With a rare gift for caricature, Lorraine takes on roles ranging from the 8-year-old Hunter to the 80-year-old Barney Josephson, the club owner who coaxes Hunter out of retirement and into a second recording career.

Whether male, female, young, old, black or white, Lorraine is extraordinary as she morphs with astonishing ease between characters.

But it’s when she channels the great Louis Armstrong for a rousing duet with Jackson on “When the Saints Go Marching In” that Lorraine stops the show and leaves the audience in awe.

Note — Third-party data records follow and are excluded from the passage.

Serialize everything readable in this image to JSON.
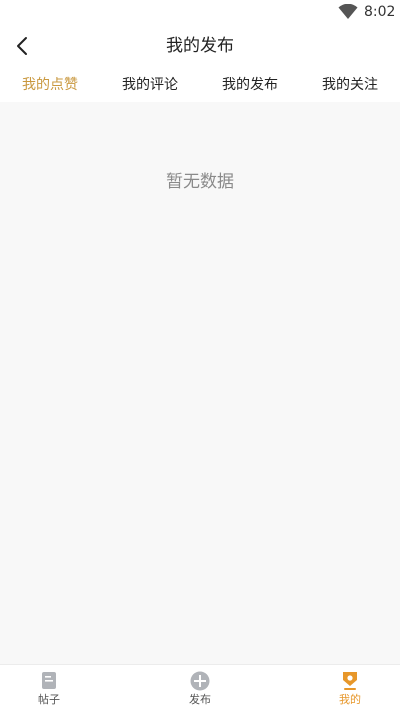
{
  "status_bar": {
    "time": "8:02",
    "wifi_icon": "wifi-icon"
  },
  "header": {
    "back_icon": "back-arrow-icon",
    "title": "我的发布"
  },
  "tabs": [
    {
      "label": "我的点赞",
      "active": true
    },
    {
      "label": "我的评论",
      "active": false
    },
    {
      "label": "我的发布",
      "active": false
    },
    {
      "label": "我的关注",
      "active": false
    }
  ],
  "content": {
    "empty_text": "暂无数据"
  },
  "bottom_nav": {
    "items": [
      {
        "label": "帖子",
        "icon": "document-icon",
        "active": false
      },
      {
        "label": "发布",
        "icon": "plus-circle-icon",
        "active": false
      },
      {
        "label": "我的",
        "icon": "badge-icon",
        "active": true
      }
    ]
  },
  "colors": {
    "active_tab": "#c9983f",
    "active_nav": "#e7972a",
    "content_bg": "#f8f8f8"
  }
}
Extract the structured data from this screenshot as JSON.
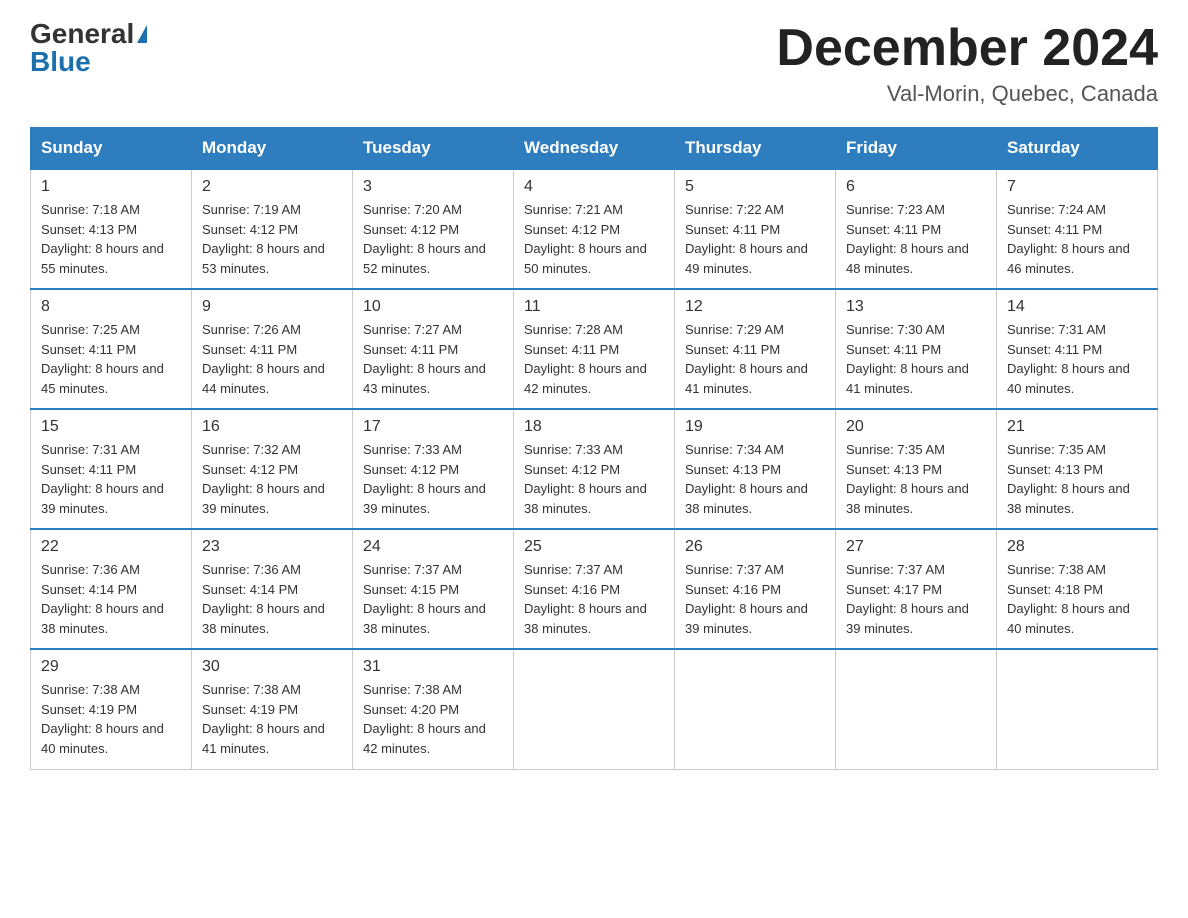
{
  "header": {
    "logo_general": "General",
    "logo_blue": "Blue",
    "month_title": "December 2024",
    "location": "Val-Morin, Quebec, Canada"
  },
  "days_of_week": [
    "Sunday",
    "Monday",
    "Tuesday",
    "Wednesday",
    "Thursday",
    "Friday",
    "Saturday"
  ],
  "weeks": [
    [
      {
        "day": "1",
        "sunrise": "7:18 AM",
        "sunset": "4:13 PM",
        "daylight": "8 hours and 55 minutes."
      },
      {
        "day": "2",
        "sunrise": "7:19 AM",
        "sunset": "4:12 PM",
        "daylight": "8 hours and 53 minutes."
      },
      {
        "day": "3",
        "sunrise": "7:20 AM",
        "sunset": "4:12 PM",
        "daylight": "8 hours and 52 minutes."
      },
      {
        "day": "4",
        "sunrise": "7:21 AM",
        "sunset": "4:12 PM",
        "daylight": "8 hours and 50 minutes."
      },
      {
        "day": "5",
        "sunrise": "7:22 AM",
        "sunset": "4:11 PM",
        "daylight": "8 hours and 49 minutes."
      },
      {
        "day": "6",
        "sunrise": "7:23 AM",
        "sunset": "4:11 PM",
        "daylight": "8 hours and 48 minutes."
      },
      {
        "day": "7",
        "sunrise": "7:24 AM",
        "sunset": "4:11 PM",
        "daylight": "8 hours and 46 minutes."
      }
    ],
    [
      {
        "day": "8",
        "sunrise": "7:25 AM",
        "sunset": "4:11 PM",
        "daylight": "8 hours and 45 minutes."
      },
      {
        "day": "9",
        "sunrise": "7:26 AM",
        "sunset": "4:11 PM",
        "daylight": "8 hours and 44 minutes."
      },
      {
        "day": "10",
        "sunrise": "7:27 AM",
        "sunset": "4:11 PM",
        "daylight": "8 hours and 43 minutes."
      },
      {
        "day": "11",
        "sunrise": "7:28 AM",
        "sunset": "4:11 PM",
        "daylight": "8 hours and 42 minutes."
      },
      {
        "day": "12",
        "sunrise": "7:29 AM",
        "sunset": "4:11 PM",
        "daylight": "8 hours and 41 minutes."
      },
      {
        "day": "13",
        "sunrise": "7:30 AM",
        "sunset": "4:11 PM",
        "daylight": "8 hours and 41 minutes."
      },
      {
        "day": "14",
        "sunrise": "7:31 AM",
        "sunset": "4:11 PM",
        "daylight": "8 hours and 40 minutes."
      }
    ],
    [
      {
        "day": "15",
        "sunrise": "7:31 AM",
        "sunset": "4:11 PM",
        "daylight": "8 hours and 39 minutes."
      },
      {
        "day": "16",
        "sunrise": "7:32 AM",
        "sunset": "4:12 PM",
        "daylight": "8 hours and 39 minutes."
      },
      {
        "day": "17",
        "sunrise": "7:33 AM",
        "sunset": "4:12 PM",
        "daylight": "8 hours and 39 minutes."
      },
      {
        "day": "18",
        "sunrise": "7:33 AM",
        "sunset": "4:12 PM",
        "daylight": "8 hours and 38 minutes."
      },
      {
        "day": "19",
        "sunrise": "7:34 AM",
        "sunset": "4:13 PM",
        "daylight": "8 hours and 38 minutes."
      },
      {
        "day": "20",
        "sunrise": "7:35 AM",
        "sunset": "4:13 PM",
        "daylight": "8 hours and 38 minutes."
      },
      {
        "day": "21",
        "sunrise": "7:35 AM",
        "sunset": "4:13 PM",
        "daylight": "8 hours and 38 minutes."
      }
    ],
    [
      {
        "day": "22",
        "sunrise": "7:36 AM",
        "sunset": "4:14 PM",
        "daylight": "8 hours and 38 minutes."
      },
      {
        "day": "23",
        "sunrise": "7:36 AM",
        "sunset": "4:14 PM",
        "daylight": "8 hours and 38 minutes."
      },
      {
        "day": "24",
        "sunrise": "7:37 AM",
        "sunset": "4:15 PM",
        "daylight": "8 hours and 38 minutes."
      },
      {
        "day": "25",
        "sunrise": "7:37 AM",
        "sunset": "4:16 PM",
        "daylight": "8 hours and 38 minutes."
      },
      {
        "day": "26",
        "sunrise": "7:37 AM",
        "sunset": "4:16 PM",
        "daylight": "8 hours and 39 minutes."
      },
      {
        "day": "27",
        "sunrise": "7:37 AM",
        "sunset": "4:17 PM",
        "daylight": "8 hours and 39 minutes."
      },
      {
        "day": "28",
        "sunrise": "7:38 AM",
        "sunset": "4:18 PM",
        "daylight": "8 hours and 40 minutes."
      }
    ],
    [
      {
        "day": "29",
        "sunrise": "7:38 AM",
        "sunset": "4:19 PM",
        "daylight": "8 hours and 40 minutes."
      },
      {
        "day": "30",
        "sunrise": "7:38 AM",
        "sunset": "4:19 PM",
        "daylight": "8 hours and 41 minutes."
      },
      {
        "day": "31",
        "sunrise": "7:38 AM",
        "sunset": "4:20 PM",
        "daylight": "8 hours and 42 minutes."
      },
      null,
      null,
      null,
      null
    ]
  ]
}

Backing up the multitalented actresses is an electrifying four-piece ensemble led by Helen Hayes Award winner William Knowles on piano, Tony Addison on drums, Yusef Chisholm on bass and David Cole on guitar.

Danny Holgate, longtime conductor and arranger for Cab Calloway, scores the musical arrangements that provide the authentic blues club atmosphere.

Putting the finishing touches on the crowd pleasing production are two-time Emmy winner Marilyn A. Wall with her costumes, and Dale. F. Jordan, whose set and lighting design effortlessly transforms the intimate theater into a multitude of cities and eras.

Due to a previous commitment, there will be a casting change on February 7, when Jackson will be replaced by Toronto’s Jackie Richardson.

Richardson broke box office records and received the Dora Mavor Award (Canada’s Tony) for her portrayal of Hunter and recently received Canadian Equity’s prestigious Lifetime Achievement Award.

With this production of Cookin, Artistic Director Carolyn Griffin has reached a new level of success in bringing such a gifted and talented cast and crew to the Alexandria stage.

Cookin’ at the Cookery is a musical tribute to an extraordinary woman who not only survived but triumphed over the Jim Crow era. It is a story that transcends races and generations, and without a doubt should be on everyone’s “must see” list.